Data in this exercise –
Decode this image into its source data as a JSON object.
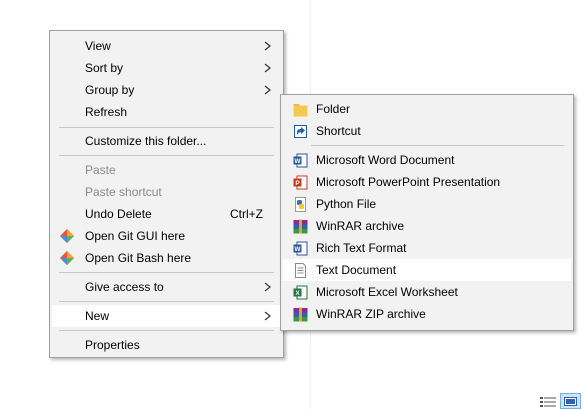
{
  "context_menu": {
    "items": [
      {
        "label": "View"
      },
      {
        "label": "Sort by"
      },
      {
        "label": "Group by"
      },
      {
        "label": "Refresh"
      },
      {
        "label": "Customize this folder..."
      },
      {
        "label": "Paste"
      },
      {
        "label": "Paste shortcut"
      },
      {
        "label": "Undo Delete",
        "shortcut": "Ctrl+Z"
      },
      {
        "label": "Open Git GUI here"
      },
      {
        "label": "Open Git Bash here"
      },
      {
        "label": "Give access to"
      },
      {
        "label": "New"
      },
      {
        "label": "Properties"
      }
    ]
  },
  "new_submenu": {
    "items": [
      {
        "label": "Folder",
        "icon": "folder-icon"
      },
      {
        "label": "Shortcut",
        "icon": "shortcut-icon"
      },
      {
        "label": "Microsoft Word Document",
        "icon": "word-document-icon"
      },
      {
        "label": "Microsoft PowerPoint Presentation",
        "icon": "powerpoint-icon"
      },
      {
        "label": "Python File",
        "icon": "python-file-icon"
      },
      {
        "label": "WinRAR archive",
        "icon": "winrar-icon"
      },
      {
        "label": "Rich Text Format",
        "icon": "rich-text-icon"
      },
      {
        "label": "Text Document",
        "icon": "text-document-icon"
      },
      {
        "label": "Microsoft Excel Worksheet",
        "icon": "excel-icon"
      },
      {
        "label": "WinRAR ZIP archive",
        "icon": "winrar-zip-icon"
      }
    ]
  },
  "colors": {
    "menu_bg": "#f2f2f2",
    "highlight": "#ffffff",
    "disabled_text": "#8a8a8a",
    "separator": "#c8c8c8"
  }
}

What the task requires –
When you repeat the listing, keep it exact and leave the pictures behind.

Completed exercise –
Decode this image into its source data as a JSON object.
{
  "context_menu": {
    "items": [
      {
        "label": "View"
      },
      {
        "label": "Sort by"
      },
      {
        "label": "Group by"
      },
      {
        "label": "Refresh"
      },
      {
        "label": "Customize this folder..."
      },
      {
        "label": "Paste"
      },
      {
        "label": "Paste shortcut"
      },
      {
        "label": "Undo Delete",
        "shortcut": "Ctrl+Z"
      },
      {
        "label": "Open Git GUI here"
      },
      {
        "label": "Open Git Bash here"
      },
      {
        "label": "Give access to"
      },
      {
        "label": "New"
      },
      {
        "label": "Properties"
      }
    ]
  },
  "new_submenu": {
    "items": [
      {
        "label": "Folder",
        "icon": "folder-icon"
      },
      {
        "label": "Shortcut",
        "icon": "shortcut-icon"
      },
      {
        "label": "Microsoft Word Document",
        "icon": "word-document-icon"
      },
      {
        "label": "Microsoft PowerPoint Presentation",
        "icon": "powerpoint-icon"
      },
      {
        "label": "Python File",
        "icon": "python-file-icon"
      },
      {
        "label": "WinRAR archive",
        "icon": "winrar-icon"
      },
      {
        "label": "Rich Text Format",
        "icon": "rich-text-icon"
      },
      {
        "label": "Text Document",
        "icon": "text-document-icon"
      },
      {
        "label": "Microsoft Excel Worksheet",
        "icon": "excel-icon"
      },
      {
        "label": "WinRAR ZIP archive",
        "icon": "winrar-zip-icon"
      }
    ]
  },
  "colors": {
    "menu_bg": "#f2f2f2",
    "highlight": "#ffffff",
    "disabled_text": "#8a8a8a",
    "separator": "#c8c8c8"
  }
}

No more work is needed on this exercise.